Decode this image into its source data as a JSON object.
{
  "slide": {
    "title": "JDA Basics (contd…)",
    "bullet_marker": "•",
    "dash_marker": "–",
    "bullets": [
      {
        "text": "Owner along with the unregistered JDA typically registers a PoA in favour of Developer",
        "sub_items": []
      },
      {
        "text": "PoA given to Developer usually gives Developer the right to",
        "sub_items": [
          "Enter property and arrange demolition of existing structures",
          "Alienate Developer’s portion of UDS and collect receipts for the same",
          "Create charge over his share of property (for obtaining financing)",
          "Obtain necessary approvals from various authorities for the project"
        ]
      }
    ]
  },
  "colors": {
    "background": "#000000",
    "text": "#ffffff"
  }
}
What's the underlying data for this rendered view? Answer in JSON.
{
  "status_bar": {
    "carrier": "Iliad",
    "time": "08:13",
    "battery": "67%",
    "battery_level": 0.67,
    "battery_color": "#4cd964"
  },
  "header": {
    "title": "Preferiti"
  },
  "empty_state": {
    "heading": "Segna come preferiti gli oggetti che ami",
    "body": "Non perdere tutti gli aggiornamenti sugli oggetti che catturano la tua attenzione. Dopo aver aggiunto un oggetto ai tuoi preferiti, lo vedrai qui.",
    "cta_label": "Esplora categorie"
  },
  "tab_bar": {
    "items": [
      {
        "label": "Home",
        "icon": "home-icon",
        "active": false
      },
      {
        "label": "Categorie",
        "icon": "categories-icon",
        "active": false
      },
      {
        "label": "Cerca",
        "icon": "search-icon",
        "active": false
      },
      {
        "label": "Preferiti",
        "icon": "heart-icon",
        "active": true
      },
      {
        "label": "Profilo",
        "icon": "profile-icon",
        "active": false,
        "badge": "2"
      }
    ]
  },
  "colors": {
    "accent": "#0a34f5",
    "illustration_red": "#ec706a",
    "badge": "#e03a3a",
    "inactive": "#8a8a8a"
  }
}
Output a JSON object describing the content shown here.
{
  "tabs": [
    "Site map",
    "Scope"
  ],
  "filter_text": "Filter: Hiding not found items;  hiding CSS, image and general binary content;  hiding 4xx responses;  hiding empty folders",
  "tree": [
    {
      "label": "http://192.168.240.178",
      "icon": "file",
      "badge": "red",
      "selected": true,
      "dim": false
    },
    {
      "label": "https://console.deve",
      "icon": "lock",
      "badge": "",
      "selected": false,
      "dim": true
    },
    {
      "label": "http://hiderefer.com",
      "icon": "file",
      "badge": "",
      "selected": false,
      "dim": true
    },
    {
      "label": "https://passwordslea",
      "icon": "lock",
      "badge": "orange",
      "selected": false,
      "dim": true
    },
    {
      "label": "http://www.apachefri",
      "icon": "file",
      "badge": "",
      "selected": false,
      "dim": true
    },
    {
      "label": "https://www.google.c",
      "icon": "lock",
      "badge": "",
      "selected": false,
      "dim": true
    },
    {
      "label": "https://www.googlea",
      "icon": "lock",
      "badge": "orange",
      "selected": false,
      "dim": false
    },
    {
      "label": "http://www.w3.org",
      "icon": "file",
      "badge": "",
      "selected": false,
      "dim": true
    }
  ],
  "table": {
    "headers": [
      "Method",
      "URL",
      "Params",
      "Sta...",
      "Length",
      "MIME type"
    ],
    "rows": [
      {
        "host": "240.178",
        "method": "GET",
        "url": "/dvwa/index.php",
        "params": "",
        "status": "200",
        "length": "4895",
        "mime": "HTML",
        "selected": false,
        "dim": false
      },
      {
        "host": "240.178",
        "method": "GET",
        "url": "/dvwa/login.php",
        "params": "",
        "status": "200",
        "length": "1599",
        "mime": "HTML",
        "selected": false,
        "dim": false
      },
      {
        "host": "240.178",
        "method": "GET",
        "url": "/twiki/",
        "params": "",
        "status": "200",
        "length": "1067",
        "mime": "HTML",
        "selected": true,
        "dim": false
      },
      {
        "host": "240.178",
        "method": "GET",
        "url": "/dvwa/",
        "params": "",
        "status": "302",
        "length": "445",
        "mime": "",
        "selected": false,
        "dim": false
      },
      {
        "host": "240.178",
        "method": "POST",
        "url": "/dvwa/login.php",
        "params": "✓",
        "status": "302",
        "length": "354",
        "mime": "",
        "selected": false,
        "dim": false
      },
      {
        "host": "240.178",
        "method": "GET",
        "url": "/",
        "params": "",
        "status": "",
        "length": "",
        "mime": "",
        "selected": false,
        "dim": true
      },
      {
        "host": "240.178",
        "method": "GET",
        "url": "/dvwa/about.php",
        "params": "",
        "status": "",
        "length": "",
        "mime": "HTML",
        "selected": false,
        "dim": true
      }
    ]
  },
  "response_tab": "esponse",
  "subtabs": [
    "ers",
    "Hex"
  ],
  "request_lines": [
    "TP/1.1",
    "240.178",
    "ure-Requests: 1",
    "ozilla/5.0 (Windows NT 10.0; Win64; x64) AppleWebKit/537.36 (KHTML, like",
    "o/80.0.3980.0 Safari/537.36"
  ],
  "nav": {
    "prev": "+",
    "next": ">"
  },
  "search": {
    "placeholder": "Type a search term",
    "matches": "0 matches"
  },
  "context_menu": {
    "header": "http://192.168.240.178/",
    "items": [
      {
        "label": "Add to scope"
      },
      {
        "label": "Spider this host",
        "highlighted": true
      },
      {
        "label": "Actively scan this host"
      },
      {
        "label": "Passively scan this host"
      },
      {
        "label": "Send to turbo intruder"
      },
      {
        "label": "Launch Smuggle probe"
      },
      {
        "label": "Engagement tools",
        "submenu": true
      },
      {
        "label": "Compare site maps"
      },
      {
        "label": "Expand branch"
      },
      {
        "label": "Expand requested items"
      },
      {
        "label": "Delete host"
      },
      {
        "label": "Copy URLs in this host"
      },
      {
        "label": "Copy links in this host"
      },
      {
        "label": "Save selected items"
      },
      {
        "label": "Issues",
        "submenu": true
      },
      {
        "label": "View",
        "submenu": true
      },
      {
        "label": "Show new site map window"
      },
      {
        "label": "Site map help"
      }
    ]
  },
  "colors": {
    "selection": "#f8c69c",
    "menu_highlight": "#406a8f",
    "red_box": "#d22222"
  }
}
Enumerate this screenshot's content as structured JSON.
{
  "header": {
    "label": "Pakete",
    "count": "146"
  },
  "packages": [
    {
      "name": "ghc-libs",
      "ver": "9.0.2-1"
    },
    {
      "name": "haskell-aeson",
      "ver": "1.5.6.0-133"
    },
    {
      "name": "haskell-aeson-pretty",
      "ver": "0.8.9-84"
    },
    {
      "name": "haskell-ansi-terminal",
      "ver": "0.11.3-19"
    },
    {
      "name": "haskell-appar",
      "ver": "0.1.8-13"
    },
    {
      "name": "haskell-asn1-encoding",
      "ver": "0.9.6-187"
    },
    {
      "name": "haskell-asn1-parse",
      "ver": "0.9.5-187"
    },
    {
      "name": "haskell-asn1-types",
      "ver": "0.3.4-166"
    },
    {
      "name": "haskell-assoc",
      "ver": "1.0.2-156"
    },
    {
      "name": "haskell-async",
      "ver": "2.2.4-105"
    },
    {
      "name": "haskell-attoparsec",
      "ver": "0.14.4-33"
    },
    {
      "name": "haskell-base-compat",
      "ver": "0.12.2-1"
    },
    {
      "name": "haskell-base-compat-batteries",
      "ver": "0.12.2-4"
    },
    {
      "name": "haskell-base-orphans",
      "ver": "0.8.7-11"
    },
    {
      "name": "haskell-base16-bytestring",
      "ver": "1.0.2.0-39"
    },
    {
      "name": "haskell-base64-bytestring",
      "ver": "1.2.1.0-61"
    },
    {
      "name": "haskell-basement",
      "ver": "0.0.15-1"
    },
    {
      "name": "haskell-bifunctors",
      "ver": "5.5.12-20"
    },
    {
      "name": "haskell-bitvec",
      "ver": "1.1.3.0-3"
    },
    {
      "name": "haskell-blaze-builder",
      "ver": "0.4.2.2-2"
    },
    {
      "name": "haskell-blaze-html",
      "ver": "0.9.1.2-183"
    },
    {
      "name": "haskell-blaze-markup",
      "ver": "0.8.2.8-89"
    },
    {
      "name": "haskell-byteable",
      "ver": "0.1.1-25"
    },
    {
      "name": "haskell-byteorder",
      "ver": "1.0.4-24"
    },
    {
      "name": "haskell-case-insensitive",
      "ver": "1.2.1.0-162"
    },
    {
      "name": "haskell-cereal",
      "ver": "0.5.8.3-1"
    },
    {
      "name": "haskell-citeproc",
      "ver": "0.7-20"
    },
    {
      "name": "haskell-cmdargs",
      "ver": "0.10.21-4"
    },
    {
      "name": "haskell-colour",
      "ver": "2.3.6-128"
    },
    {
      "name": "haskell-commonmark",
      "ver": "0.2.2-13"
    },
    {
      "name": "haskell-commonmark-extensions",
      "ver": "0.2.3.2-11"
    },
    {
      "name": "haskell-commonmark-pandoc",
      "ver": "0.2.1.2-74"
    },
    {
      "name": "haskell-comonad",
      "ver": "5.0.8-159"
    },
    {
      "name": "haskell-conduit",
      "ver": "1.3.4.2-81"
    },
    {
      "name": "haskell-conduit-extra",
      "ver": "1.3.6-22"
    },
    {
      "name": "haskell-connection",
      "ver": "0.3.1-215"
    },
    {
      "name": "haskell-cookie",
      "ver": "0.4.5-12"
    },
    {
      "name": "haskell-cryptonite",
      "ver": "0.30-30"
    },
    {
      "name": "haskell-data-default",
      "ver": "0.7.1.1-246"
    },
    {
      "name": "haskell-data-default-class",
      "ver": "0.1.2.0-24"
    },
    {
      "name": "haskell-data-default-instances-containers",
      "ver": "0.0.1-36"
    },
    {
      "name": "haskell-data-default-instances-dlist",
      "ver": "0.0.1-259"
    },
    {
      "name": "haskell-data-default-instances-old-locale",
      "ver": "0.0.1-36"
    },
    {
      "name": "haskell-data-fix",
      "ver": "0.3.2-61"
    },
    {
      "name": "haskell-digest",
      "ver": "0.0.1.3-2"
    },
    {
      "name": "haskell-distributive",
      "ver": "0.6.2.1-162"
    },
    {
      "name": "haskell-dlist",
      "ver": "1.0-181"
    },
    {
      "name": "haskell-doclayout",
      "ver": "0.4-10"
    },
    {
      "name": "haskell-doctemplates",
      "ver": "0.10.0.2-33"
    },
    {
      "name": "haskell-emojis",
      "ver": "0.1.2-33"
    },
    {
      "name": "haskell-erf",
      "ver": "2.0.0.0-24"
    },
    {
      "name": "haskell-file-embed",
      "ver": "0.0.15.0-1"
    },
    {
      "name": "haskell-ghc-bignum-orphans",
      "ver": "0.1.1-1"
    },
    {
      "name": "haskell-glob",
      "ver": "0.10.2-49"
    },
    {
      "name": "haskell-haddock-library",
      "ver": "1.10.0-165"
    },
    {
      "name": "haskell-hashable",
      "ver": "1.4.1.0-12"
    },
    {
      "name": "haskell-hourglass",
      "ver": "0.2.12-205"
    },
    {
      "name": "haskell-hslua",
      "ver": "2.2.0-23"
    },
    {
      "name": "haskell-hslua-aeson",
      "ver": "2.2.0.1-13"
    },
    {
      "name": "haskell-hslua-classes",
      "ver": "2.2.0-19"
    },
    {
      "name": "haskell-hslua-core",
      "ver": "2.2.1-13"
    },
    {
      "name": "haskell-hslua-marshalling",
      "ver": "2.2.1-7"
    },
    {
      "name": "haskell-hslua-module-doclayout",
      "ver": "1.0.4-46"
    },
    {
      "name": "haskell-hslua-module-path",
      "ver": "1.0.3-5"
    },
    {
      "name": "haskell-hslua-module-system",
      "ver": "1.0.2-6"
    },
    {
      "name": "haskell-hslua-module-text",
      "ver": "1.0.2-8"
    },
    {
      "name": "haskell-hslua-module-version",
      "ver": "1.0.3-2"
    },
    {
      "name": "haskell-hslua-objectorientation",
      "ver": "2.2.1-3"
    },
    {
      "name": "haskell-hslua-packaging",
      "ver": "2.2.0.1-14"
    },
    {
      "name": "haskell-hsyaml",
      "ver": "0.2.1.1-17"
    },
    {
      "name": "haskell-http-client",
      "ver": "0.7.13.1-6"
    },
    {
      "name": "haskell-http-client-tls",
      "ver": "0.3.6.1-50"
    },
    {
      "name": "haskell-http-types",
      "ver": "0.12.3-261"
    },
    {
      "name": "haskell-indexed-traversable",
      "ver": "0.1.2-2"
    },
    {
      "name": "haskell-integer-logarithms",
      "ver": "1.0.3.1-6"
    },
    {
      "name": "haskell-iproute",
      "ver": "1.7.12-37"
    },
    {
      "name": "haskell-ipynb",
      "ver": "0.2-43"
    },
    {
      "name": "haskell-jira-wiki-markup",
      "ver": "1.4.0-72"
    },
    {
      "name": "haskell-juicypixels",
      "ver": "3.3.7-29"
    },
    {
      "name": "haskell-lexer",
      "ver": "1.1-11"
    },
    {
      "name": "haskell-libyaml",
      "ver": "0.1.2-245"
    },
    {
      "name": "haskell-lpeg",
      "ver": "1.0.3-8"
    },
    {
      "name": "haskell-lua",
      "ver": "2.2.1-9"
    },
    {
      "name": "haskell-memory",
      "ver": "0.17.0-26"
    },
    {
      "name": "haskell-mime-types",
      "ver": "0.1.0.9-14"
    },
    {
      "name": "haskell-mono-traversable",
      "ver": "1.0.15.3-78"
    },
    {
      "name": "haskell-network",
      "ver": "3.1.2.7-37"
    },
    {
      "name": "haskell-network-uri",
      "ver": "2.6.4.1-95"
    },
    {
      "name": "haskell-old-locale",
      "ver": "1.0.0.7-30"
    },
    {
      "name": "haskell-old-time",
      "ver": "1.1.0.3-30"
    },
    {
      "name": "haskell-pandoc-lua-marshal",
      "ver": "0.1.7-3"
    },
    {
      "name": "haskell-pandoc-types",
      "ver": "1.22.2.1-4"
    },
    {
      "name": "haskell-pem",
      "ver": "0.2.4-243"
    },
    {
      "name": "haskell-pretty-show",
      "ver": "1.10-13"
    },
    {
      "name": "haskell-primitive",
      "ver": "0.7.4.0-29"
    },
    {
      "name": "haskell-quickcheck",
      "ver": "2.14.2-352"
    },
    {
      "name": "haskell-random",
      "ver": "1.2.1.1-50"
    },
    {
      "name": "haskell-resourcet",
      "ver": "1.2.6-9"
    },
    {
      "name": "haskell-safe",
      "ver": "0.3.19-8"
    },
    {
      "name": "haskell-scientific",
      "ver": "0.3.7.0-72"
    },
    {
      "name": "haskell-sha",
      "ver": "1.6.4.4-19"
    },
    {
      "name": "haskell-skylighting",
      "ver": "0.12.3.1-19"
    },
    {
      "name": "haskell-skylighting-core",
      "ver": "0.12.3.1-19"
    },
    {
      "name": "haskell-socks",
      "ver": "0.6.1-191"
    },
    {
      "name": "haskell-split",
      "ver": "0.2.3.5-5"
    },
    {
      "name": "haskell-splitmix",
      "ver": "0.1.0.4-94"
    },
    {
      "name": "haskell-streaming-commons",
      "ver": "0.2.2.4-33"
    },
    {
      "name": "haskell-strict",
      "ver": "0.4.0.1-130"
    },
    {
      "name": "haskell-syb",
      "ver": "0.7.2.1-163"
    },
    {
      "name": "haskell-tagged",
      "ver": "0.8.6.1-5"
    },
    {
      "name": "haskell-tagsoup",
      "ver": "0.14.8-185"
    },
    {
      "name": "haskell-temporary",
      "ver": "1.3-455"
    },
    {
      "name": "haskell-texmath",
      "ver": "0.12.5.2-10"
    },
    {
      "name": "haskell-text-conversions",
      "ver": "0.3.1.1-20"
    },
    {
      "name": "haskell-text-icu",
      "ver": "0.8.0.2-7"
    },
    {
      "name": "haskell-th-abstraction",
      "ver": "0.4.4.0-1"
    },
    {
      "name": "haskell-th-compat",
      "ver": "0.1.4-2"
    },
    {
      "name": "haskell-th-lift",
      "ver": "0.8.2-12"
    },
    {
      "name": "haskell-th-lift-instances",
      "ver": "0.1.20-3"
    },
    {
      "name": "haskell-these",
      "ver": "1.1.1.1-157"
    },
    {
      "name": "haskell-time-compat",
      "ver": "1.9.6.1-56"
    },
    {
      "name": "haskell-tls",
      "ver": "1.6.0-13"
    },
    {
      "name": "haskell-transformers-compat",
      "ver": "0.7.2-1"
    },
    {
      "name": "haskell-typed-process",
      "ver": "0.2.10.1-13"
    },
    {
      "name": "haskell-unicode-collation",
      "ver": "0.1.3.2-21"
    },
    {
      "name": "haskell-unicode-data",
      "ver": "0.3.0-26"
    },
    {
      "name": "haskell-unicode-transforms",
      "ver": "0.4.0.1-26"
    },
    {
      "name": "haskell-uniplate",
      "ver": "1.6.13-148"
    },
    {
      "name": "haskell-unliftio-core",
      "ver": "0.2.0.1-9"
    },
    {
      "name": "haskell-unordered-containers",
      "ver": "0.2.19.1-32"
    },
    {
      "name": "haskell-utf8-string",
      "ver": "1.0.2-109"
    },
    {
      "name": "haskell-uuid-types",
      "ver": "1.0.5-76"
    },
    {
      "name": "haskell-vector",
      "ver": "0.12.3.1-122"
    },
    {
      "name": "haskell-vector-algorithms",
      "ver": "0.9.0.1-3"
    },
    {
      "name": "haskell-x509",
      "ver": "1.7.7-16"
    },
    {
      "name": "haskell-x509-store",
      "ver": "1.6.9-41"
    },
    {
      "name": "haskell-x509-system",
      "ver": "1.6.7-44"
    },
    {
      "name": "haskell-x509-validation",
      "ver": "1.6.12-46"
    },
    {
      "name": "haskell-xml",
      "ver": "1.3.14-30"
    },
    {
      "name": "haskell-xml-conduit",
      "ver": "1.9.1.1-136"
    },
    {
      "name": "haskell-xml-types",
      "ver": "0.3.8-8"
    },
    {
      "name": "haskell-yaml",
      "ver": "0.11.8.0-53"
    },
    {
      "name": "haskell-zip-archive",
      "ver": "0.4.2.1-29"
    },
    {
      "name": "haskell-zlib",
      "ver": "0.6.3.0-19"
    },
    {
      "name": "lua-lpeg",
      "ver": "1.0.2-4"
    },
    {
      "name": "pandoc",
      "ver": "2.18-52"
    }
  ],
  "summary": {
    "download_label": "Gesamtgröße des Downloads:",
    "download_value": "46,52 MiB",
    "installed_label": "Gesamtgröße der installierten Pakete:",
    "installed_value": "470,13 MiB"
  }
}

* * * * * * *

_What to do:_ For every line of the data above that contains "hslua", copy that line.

_Answer for the task:_
      "name": "haskell-hslua",
      "name": "haskell-hslua-aeson",
      "name": "haskell-hslua-classes",
      "name": "haskell-hslua-core",
      "name": "haskell-hslua-marshalling",
      "name": "haskell-hslua-module-doclayout",
      "name": "haskell-hslua-module-path",
      "name": "haskell-hslua-module-system",
      "name": "haskell-hslua-module-text",
      "name": "haskell-hslua-module-version",
      "name": "haskell-hslua-objectorientation",
      "name": "haskell-hslua-packaging",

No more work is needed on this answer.